Dataset records:
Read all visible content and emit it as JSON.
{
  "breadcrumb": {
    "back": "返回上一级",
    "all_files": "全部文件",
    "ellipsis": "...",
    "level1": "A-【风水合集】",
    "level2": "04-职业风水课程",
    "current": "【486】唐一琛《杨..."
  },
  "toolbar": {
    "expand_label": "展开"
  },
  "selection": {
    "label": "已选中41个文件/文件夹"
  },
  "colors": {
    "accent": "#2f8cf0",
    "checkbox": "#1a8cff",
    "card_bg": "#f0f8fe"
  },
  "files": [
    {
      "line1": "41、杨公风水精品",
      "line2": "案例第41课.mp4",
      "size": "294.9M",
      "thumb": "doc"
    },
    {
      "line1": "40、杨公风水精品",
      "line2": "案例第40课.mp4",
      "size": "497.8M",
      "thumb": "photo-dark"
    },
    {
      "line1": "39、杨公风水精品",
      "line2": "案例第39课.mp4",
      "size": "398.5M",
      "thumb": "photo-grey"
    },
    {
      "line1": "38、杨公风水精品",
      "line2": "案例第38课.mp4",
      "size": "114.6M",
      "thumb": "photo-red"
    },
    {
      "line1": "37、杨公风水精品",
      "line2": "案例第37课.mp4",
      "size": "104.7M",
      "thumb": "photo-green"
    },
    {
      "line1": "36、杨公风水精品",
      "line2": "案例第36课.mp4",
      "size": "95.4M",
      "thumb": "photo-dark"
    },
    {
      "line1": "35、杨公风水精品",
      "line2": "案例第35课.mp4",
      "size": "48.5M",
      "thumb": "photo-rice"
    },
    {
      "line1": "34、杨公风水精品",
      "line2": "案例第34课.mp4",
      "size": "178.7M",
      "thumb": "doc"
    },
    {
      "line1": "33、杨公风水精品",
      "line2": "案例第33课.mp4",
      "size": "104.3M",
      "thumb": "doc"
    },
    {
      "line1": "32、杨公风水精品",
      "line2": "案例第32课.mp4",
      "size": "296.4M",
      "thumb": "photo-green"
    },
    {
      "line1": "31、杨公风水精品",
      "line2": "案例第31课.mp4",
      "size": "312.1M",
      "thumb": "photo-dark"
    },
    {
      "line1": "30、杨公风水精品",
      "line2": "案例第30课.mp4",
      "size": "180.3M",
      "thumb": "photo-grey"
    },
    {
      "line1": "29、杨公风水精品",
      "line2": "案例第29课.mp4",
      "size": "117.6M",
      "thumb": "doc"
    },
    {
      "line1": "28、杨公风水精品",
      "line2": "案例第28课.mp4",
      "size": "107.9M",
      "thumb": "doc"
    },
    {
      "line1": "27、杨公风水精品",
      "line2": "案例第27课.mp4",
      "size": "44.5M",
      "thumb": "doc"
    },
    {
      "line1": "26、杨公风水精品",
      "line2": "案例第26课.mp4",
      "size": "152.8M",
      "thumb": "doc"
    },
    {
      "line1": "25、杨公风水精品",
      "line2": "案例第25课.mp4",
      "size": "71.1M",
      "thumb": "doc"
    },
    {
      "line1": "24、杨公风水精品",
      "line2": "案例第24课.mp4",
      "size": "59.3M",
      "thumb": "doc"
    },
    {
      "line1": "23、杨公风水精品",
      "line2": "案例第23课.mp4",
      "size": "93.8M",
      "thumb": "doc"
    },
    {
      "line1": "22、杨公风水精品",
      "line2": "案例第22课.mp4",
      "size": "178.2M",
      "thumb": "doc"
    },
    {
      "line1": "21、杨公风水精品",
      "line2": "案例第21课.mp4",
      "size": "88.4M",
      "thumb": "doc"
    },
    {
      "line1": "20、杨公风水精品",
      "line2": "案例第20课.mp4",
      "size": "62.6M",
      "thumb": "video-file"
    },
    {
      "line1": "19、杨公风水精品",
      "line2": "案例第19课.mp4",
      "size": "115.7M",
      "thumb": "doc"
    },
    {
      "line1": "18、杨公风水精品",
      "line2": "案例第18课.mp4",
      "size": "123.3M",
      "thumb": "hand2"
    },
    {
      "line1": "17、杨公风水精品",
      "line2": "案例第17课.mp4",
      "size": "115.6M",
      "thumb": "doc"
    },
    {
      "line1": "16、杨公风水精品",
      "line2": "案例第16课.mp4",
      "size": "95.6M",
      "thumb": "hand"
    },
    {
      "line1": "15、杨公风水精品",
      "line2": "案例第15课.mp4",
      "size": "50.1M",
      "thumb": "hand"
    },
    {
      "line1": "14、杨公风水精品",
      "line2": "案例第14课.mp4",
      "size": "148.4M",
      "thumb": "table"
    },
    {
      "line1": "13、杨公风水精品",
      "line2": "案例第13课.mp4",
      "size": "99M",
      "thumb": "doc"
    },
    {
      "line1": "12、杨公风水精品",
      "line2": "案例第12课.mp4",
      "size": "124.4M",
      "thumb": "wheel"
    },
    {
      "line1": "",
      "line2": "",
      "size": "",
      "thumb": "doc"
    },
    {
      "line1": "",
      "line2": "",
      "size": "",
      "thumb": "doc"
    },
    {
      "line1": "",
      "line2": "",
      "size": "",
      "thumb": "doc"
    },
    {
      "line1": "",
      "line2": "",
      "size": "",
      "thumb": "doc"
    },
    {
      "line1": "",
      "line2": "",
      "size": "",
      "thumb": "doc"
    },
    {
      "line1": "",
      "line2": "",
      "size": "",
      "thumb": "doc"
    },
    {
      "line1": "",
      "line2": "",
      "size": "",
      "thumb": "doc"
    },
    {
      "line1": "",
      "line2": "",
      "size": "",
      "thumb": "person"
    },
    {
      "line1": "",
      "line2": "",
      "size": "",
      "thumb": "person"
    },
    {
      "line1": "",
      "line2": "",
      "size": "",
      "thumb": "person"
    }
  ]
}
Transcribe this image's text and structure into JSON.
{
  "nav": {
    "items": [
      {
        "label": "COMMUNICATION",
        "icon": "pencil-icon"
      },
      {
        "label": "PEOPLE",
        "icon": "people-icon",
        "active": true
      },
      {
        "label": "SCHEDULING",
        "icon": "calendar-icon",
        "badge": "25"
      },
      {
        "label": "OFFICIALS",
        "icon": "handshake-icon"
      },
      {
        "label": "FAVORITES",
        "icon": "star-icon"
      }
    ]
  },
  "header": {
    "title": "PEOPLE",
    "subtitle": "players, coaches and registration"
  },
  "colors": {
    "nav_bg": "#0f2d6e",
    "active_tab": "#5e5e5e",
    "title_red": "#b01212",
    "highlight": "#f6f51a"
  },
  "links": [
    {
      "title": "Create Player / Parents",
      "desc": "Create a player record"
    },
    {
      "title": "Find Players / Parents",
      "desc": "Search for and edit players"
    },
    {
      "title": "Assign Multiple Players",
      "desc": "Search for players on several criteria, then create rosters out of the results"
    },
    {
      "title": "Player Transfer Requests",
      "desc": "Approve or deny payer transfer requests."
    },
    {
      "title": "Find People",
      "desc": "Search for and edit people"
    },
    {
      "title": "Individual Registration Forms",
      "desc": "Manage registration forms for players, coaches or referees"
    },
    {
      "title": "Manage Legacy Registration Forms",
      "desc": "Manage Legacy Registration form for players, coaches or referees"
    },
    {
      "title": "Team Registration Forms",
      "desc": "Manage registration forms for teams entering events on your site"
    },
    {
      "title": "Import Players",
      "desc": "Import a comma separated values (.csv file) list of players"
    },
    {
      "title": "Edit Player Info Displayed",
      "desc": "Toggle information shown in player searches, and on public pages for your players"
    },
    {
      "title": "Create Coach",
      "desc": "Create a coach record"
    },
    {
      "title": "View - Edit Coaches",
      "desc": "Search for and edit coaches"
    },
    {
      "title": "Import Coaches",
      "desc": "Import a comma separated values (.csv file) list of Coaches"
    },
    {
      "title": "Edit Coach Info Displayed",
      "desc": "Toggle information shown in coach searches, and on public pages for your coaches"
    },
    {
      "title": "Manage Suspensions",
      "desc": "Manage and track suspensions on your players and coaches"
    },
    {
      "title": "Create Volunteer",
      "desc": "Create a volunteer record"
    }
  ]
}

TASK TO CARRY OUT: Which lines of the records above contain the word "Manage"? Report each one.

TASK OUTPUT:
      "desc": "Manage registration forms for players, coaches or referees"
      "title": "Manage Legacy Registration Forms",
      "desc": "Manage Legacy Registration form for players, coaches or referees"
      "desc": "Manage registration forms for teams entering events on your site"
      "title": "Manage Suspensions",
      "desc": "Manage and track suspensions on your players and coaches"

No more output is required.